The second event of service was held to be irrelevant for the purposes of calculating the time limit. Neither did it extent the previous period, nor did it trigger a new period. The court finally considered whether the right to a fair trial under German law and Art. 6 of the European Convention on Human Rights required a different interpretation of the law. It held that the concept of deemed service did not violate the foreign defendants’ right to a fair trial or any international agreements with Turkey. The default judgments hence had become res judicata, and fully enforceable.
The jurisprudence of the Federal Supreme Court applies to cross-border litigation with any Hague Service Convention jurisdiction. Foreign defendants ignore the order to enter a notice to defend and to appoint an authorised recipient in Germany at their peril, as any subsequent document, however important and time-critical, may be subject to deemed service. The foreign defendant would need to refute the statutory presumption of service, which is a fairly high threshold to overcome. However, as other cases have shown, it can be done.

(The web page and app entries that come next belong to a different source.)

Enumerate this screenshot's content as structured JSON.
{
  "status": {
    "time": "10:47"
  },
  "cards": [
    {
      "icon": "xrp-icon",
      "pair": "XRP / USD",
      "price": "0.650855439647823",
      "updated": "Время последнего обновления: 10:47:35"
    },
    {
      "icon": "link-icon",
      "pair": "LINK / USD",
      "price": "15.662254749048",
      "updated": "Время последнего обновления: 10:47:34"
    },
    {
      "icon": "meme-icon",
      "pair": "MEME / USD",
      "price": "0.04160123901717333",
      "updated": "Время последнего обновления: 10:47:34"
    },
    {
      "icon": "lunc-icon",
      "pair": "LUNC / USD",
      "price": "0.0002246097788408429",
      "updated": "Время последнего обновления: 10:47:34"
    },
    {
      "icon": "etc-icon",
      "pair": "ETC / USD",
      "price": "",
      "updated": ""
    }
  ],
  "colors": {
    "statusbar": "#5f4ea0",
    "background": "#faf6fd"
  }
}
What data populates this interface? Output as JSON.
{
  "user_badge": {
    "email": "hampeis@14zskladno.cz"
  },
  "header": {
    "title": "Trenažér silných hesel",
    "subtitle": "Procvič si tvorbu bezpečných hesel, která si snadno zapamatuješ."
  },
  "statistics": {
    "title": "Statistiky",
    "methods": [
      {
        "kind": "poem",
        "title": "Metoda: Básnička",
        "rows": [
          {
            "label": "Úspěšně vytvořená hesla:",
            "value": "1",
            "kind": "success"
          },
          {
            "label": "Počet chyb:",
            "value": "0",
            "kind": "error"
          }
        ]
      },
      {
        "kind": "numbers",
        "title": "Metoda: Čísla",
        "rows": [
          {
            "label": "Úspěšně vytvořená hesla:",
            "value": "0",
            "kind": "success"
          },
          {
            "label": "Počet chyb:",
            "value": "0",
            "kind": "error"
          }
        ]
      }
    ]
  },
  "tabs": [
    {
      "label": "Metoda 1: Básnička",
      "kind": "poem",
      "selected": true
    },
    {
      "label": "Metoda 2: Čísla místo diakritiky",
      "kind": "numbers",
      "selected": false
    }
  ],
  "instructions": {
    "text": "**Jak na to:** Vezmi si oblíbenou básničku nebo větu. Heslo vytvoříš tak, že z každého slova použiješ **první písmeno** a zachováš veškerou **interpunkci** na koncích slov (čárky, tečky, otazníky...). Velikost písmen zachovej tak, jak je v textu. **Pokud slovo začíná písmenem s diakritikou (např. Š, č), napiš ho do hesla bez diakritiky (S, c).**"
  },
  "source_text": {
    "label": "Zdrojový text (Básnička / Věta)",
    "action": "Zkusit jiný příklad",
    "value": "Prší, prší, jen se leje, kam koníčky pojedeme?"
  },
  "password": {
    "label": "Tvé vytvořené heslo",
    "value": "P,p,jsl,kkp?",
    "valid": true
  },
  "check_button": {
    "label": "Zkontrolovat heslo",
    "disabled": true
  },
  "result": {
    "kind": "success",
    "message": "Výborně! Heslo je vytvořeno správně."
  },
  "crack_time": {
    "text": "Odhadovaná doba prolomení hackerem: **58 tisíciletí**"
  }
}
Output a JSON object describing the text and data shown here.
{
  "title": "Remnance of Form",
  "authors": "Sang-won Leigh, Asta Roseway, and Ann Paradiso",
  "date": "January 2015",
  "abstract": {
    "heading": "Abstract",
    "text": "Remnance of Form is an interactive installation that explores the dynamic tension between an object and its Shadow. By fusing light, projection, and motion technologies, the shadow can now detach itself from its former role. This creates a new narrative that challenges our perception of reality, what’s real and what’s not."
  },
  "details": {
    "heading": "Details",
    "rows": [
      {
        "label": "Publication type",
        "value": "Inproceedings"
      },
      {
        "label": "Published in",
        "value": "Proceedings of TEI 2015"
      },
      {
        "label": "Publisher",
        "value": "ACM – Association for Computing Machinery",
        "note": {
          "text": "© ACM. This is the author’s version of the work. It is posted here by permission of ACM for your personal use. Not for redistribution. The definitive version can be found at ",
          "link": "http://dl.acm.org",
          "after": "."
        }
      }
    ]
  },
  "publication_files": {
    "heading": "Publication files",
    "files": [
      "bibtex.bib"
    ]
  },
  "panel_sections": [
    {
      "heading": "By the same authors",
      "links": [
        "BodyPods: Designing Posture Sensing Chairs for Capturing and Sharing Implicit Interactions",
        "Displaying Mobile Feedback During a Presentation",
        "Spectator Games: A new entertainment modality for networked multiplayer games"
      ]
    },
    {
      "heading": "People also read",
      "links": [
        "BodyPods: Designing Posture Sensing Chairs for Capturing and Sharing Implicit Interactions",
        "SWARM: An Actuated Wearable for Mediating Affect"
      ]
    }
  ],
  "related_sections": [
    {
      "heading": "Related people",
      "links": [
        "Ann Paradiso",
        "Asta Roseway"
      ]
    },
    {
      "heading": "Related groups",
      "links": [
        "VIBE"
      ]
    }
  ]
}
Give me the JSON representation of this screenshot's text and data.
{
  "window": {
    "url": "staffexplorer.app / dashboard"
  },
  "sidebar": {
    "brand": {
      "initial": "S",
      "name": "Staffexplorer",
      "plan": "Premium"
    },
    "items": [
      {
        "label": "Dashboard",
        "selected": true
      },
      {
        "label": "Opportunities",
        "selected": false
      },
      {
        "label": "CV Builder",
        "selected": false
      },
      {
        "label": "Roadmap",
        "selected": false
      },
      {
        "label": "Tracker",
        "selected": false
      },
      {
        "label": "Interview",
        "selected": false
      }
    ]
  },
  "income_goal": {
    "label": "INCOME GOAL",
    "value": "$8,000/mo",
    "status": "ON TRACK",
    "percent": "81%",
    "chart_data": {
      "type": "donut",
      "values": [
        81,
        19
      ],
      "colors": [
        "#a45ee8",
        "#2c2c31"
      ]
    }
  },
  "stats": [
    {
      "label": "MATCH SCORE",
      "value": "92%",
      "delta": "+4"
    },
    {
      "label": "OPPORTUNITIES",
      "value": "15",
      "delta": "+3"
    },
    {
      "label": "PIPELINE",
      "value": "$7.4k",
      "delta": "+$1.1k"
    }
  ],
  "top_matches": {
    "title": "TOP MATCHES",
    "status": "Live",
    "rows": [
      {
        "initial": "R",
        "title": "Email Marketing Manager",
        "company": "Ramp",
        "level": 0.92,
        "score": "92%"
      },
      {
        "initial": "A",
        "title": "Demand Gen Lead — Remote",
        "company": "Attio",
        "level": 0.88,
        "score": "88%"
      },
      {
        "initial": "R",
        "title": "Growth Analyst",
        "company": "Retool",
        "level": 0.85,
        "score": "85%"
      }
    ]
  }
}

Here is the link to one judgment, file no. VI ZR 222/11 dated July 17, 2012. The others are file no. VI ZR 226/11 and VI ZR 288/11 dated July 17, 2012 and VI ZR 227/11 and VI ZR 239/11 dated July 3, 2012.